- Most frameworks and CMSes provide query builders that help you with this task.
If you are dealing with a number, you could omit the escaping and the quotes (this is why the prepared statements allow to specify a type).
It is important to point out that you escape the variables for the SQL statement, and NOT for the database itself. The database will store the original string, but the statement needs an escaped version.
What happens if you omit one of these?
If you don't use form validation, but you do sanitize your SQL input, you might see all kinds of bad stuff happening, but you won't see SQL injection! (*)
First, it can take your application into a state you did not plan for. E.g. if you want to calculate the average age of all users, but one user gave "aljkdfaqer" for the age, your calculation will fail.
There can still be problems with the database: E.g. if a field (database table column) is limited to 255 characters, and the string is longer than that. Or if the field only accepts numbers, and you attempt to save a non-numeric string instead. But this is not "injection", it is just "crashing the application".
But, even if you have a free text field where you allow any input with no validation at all, you could still save this to the database just like that, if you properly escape it when it goes to a database statement. The problem comes when you want to use this string somewhere.
(*) or this would be something really exotic.
If you don't escape variables for SQL statements, but you did validate form input, then you can still see bad stuff happening.
First, you risk that when you save data to the database and load it again, it won't be the same data anymore, "lost in translation".
Secondly, it can result in invalid SQL statements, and thus crash your application. E.g. if any variable contains a quote or double quote character, depending which type of quote you use, you will get invalid MySQL statement.
Thirdly, it can still cause SQL injection.
If your user input from forms is already filtered / validated, intentional SQl injection may become less likely, IF your input is reduced to a hardcoded list of options, or if it is restricted to numbers. But any free text input can be used for SQL injection, if you don't properly escape the variables in SQL statements.
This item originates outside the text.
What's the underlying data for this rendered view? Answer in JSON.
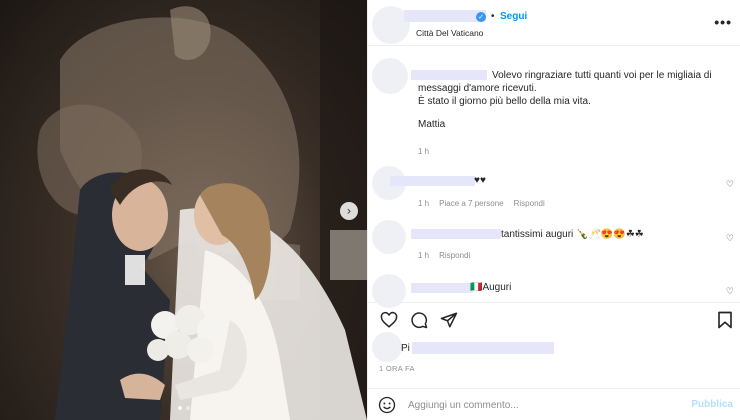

And even if you have no form input at all, you could still have strings from all kinds of sources: Read from the filesystem, scraped from the internet, etc. Noone can guarantee that these strings are safe.